The non-partisan Legislative Analyst says Governor's budget proposal is "roughly balanced," commending the Democratic leader for showing fiscal restraint.
But there are still concerns about California's financial health, such as long-term debt and teacher and state worker retiree healthcare not accounted for on the annual balance sheet.
"It doesn't pay all of the wall of debt within the time period," said Legislative Analyst Mac Taylor. "It builds up very little of a reserve by the end of that period, and it does nothing regarding our various retirement-related obligations."
Critics say had the governor accounted for retiree obligations, California still would have a deficit.
"If we were making all of the payments that we need to pay for our retirement benefits, we would be $9 billion in the hole.

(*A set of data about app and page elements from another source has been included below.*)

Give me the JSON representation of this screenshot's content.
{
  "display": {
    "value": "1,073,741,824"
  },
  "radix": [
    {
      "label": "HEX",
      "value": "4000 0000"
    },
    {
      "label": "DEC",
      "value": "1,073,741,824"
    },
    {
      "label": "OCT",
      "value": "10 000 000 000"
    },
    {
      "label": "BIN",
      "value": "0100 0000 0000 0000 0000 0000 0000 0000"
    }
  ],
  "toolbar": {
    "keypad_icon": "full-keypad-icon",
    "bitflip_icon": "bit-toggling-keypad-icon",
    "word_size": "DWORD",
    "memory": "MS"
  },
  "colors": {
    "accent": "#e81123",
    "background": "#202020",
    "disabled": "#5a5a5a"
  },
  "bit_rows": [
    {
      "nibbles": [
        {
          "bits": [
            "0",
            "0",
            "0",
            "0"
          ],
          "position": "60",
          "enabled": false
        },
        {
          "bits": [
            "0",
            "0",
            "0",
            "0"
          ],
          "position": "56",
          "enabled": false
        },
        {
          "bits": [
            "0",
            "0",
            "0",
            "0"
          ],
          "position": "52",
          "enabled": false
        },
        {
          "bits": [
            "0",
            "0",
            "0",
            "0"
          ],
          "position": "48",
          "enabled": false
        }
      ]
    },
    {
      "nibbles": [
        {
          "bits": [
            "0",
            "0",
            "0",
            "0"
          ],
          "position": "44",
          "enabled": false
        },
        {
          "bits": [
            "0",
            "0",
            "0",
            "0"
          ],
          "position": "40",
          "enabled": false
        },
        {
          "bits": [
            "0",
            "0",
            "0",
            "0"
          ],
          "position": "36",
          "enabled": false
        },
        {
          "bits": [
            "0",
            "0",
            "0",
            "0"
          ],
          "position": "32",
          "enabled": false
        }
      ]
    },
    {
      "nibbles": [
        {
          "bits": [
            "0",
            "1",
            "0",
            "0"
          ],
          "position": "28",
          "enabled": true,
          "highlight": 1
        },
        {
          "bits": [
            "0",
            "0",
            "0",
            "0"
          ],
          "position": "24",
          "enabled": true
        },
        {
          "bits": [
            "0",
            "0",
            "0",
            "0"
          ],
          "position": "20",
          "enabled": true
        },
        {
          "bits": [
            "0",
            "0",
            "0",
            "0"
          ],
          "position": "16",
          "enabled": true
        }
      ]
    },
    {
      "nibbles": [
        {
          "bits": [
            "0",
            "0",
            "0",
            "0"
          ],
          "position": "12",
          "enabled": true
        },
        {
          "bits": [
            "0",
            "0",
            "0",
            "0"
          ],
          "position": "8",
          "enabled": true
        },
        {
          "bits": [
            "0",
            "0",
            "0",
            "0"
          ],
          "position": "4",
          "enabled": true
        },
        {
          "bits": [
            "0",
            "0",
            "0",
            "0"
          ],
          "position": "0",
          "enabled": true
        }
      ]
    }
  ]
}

So the only way you can show we're not in the hole is by ignoring these obligations," said Dan Pellissier, president of California Pension Reform.
But the Brown administration says the spending blueprint addresses the problem, just not as fast as critics would like, because there's only so much money and the state has more pressing needs.
"Because we're paying it down on a scheduled basis and at the same time we're holding the line on spending," said H.D. Palmer, a spokesman for the California Finance Department. "We believe we've got a prudent road map to keep a balanced budget."
The Legislative Analyst also had concerns about how schools are being given Proposition 39 money. That's the voter-approved initiative to make campuses more energy-efficient. It's being counted as part of per-pupil spending.
"We've raised several concerns about whether the governor's proposal meets the specific language of Prop. 39," said Taylor.
Both the Legislative Analyst and the Brown administration agree that the state budget proposal could be turned upside down as soon as next month if California receives less money from the feds as a result of the debt-ceiling negotiations in Washington, D.C.